The Sixties Scoop Indigenous Society of Alberta is partnering with libraries across B.C. to tour its national exhibit, including a stop at the Prince George Public Library on June 1.
The Sixties Scoop Indigenous Society of Alberta (SSISA), in partnership with the Prince George Public Library (PGPL), are bringing the Bi-Giwen: Coming Home – Truth Telling from the Sixties Scoop travelling exhibit to various B.C. locations, including the traditional territory of the Lheidli T’enneh. The first of its kind exhibit shares the experiences of survivors, including twelve personal testimonials of strength and resilience. The powerful display (developed for ages 13+) will be accessible to the public free of charge at the Prince George Public Library’s Bob Harkins Branch, downtown, on Wednesday, June 1 from 10 a.m. to 5 p.m.

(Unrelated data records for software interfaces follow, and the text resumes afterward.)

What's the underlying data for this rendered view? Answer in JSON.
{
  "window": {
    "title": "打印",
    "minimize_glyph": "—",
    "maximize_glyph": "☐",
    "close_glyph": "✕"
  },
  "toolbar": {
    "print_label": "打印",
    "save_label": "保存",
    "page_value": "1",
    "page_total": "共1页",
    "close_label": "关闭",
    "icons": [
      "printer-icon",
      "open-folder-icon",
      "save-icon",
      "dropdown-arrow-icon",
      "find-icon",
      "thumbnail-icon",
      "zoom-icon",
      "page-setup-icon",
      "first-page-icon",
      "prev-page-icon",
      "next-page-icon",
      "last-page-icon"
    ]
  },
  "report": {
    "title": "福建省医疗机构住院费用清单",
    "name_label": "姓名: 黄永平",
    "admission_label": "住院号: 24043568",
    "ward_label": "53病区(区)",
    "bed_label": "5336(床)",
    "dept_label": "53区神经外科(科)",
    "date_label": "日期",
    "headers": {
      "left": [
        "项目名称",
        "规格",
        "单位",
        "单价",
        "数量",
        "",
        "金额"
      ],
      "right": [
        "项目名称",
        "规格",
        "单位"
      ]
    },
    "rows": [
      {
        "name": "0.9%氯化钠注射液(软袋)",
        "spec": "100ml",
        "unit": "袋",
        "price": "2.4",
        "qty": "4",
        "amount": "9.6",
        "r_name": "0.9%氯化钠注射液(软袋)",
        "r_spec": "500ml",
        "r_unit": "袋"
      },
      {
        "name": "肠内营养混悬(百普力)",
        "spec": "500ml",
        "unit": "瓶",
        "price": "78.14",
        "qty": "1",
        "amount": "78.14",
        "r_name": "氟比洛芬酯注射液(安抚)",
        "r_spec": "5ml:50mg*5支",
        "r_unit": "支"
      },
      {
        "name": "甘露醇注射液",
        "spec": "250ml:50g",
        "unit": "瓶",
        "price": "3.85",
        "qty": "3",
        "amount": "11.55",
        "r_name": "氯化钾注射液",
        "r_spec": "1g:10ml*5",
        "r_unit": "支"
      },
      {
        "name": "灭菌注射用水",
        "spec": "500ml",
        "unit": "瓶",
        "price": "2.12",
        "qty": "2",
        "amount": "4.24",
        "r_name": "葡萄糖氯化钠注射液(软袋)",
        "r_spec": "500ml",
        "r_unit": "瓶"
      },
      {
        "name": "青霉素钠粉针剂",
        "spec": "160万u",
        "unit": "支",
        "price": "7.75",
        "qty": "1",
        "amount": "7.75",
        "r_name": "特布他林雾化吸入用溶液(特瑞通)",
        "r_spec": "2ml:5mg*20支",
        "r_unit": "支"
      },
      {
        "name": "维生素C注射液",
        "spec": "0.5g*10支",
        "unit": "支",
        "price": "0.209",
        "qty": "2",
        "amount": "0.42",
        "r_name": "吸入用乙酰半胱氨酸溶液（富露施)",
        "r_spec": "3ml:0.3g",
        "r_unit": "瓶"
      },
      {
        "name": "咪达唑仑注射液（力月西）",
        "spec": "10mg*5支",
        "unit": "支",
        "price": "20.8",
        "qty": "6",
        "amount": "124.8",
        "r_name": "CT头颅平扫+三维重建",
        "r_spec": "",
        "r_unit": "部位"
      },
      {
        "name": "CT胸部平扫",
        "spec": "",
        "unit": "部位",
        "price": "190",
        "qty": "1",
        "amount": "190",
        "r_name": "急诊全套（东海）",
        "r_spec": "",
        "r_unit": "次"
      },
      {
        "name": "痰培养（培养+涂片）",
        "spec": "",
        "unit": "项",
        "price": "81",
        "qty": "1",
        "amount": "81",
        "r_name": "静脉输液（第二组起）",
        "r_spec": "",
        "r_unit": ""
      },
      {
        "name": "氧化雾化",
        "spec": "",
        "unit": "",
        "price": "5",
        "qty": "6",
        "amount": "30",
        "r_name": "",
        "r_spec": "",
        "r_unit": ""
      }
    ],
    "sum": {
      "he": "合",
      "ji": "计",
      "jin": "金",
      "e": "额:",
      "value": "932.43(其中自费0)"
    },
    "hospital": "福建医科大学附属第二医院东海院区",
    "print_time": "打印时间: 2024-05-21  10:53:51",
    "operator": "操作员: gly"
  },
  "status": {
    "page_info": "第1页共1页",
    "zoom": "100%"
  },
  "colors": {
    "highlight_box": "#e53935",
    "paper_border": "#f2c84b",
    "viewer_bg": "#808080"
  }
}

“The Sixties Scoop Indigenous Society of Alberta (SSISA) is proud to bring this exhibit to Prince George,” said the Society’s president, Sandra Relling. “It describes the powerful and emotional stories and devastating impacts of Sixties Scoop in Canada. We are grateful for the ongoing support of the Prince George Public Library as we showcase this exhibit throughout BC. The exhibit is an opportunity to share and educate Canadians about the history of Indigenous people in relation to the Sixties Scoop.”
PGPL is especially honoured to host the exhibit on June 1, the commencement of National Indigenous History Month.
“We believe hosting exhibits and conversations like this is extremely important to our community,” library board chair Mike Gagel said. “At the Prince George Public Library, our mission is to build a resilient community by creating welcoming and inclusive spaces for every person to read, connect, and share. Bringing our community together to learn about this tragic and significant part of our history in a safe and supportive space is a vital part of this mission. We are fortunate to be able to work with great community partner organizations like the Sixties Scoop Indigenous Society of Alberta to learn about and acknowledge the history of our region and people.”
“The Sixties Scoop” refers to government practices across Canada from the 1950s to the 1980s that led to an unknown number of First Nations, Métis, and Inuit children being taken from their parents, families, and communities by child intervention services and placed in non-Indigenous families. Many of these children experienced abuse, mistreatment, and neglect and lost touch with their families, communities, culture, and traditional language.
The governments of Manitoba, Saskatchewan, and Alberta have delivered formal apologies for past practices that led to the removal of Indigenous children from their families, resulting in a loss of culture, identity and connection to their communities. The effects of the Sixties Scoop are still felt by survivors and their families today.